  • Do at least 2 ½ hours of moderate or 1 ¼ hours of vigorous physical activity spread throughout the week. For extra health benefits, double this.
  • Muscle strengthening activities on at least 2 days each week.
  • Older adults (over 65) should also aim to do 3 sessions of flexibility and balance activities in addition to the adult guidelines.

Five ways to wellbeing

Physical activity is also one of the principal components for any programme for maintaining or improving mental health. 

Do what you can – whāia te mea ka taea e koe, enjoy what you do – kia pārekareka tāu i whai ai, move your mood – kia pai ake ō piropiro.

  • Try tai chi classes for strength, balance and mental wellbeing.
  • Go swimming or join water walking groups at your local pool.
  • Bring activity into the everyday e.g. don’t use the remote.
  • Play tennis, try Nordic walking, join a gym or try another sport and meet people at the same time.

Physical activity can be play!

Physical activity can be fun and it doesn’t have to be an added extra on top of your already busy day. Why not give the following a go:

  • Walk, cycle or scoot when you have a car trip that is shorter than 10 minutes.
  • For longer trips, try driving part of the way then parking and walking a bit further then you usually would.
  • Aim to bike or scoot the kids to school one day a week.
  • Use public transport as this often involves some active transport to get to and from the bus stop or train station.
  • Play outside with your children.

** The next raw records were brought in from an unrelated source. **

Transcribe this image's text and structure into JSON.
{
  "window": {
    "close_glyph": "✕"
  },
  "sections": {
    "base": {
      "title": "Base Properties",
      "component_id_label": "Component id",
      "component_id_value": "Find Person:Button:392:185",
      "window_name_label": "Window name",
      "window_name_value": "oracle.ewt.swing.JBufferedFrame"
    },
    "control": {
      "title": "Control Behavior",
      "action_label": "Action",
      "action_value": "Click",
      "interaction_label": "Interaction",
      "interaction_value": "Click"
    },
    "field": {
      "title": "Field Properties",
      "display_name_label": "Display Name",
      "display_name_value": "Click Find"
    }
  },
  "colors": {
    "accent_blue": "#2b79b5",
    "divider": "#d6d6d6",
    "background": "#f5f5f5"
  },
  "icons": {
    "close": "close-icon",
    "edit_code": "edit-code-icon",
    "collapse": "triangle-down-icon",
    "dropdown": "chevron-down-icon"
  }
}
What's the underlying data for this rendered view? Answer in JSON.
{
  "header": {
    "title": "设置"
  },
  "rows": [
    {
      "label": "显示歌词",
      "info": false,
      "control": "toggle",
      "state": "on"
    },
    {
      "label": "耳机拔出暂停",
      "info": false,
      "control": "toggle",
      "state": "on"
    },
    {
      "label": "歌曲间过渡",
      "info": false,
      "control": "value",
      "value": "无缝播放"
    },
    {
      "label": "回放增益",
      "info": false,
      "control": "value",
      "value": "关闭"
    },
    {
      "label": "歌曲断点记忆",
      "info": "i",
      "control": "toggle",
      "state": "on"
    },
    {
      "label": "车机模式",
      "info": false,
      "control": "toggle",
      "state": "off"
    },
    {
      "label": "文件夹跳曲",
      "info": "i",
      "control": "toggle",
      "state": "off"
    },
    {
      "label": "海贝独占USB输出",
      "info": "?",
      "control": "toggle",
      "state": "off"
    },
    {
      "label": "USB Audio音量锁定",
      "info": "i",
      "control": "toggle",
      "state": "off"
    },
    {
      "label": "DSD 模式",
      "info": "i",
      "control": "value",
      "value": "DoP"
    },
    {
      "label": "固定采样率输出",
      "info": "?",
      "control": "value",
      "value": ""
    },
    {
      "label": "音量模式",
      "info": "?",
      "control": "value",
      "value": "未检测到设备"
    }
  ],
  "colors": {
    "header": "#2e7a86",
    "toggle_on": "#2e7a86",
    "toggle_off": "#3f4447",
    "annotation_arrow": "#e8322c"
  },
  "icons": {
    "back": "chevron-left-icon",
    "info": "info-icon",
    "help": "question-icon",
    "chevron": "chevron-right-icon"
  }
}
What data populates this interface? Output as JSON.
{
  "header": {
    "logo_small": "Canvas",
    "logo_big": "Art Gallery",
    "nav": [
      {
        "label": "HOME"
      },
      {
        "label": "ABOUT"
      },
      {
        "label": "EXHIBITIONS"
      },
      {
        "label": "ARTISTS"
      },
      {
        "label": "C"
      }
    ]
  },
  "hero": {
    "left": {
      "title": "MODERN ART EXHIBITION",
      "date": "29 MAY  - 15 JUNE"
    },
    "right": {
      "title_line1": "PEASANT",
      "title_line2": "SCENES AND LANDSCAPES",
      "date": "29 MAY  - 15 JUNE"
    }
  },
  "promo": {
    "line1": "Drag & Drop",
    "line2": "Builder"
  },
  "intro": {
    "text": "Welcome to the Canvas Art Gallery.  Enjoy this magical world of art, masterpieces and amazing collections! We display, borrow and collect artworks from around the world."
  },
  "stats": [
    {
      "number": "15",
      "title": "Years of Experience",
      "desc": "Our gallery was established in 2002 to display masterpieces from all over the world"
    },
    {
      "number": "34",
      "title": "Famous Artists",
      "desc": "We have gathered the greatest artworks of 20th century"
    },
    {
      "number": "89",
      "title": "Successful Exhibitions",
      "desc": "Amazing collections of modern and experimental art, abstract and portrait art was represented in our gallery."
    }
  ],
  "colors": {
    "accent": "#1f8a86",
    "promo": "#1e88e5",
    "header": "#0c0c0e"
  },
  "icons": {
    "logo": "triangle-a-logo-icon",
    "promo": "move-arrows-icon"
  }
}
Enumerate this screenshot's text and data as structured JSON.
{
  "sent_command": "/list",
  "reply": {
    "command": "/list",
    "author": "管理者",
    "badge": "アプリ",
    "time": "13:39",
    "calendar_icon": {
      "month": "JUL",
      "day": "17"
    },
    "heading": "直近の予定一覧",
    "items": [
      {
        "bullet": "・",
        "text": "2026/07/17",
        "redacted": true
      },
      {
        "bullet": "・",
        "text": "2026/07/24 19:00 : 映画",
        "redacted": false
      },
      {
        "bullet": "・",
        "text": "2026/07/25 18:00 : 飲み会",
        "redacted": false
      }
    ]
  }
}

Helpful links

Great links from local councils

Last updated 12 August 2019.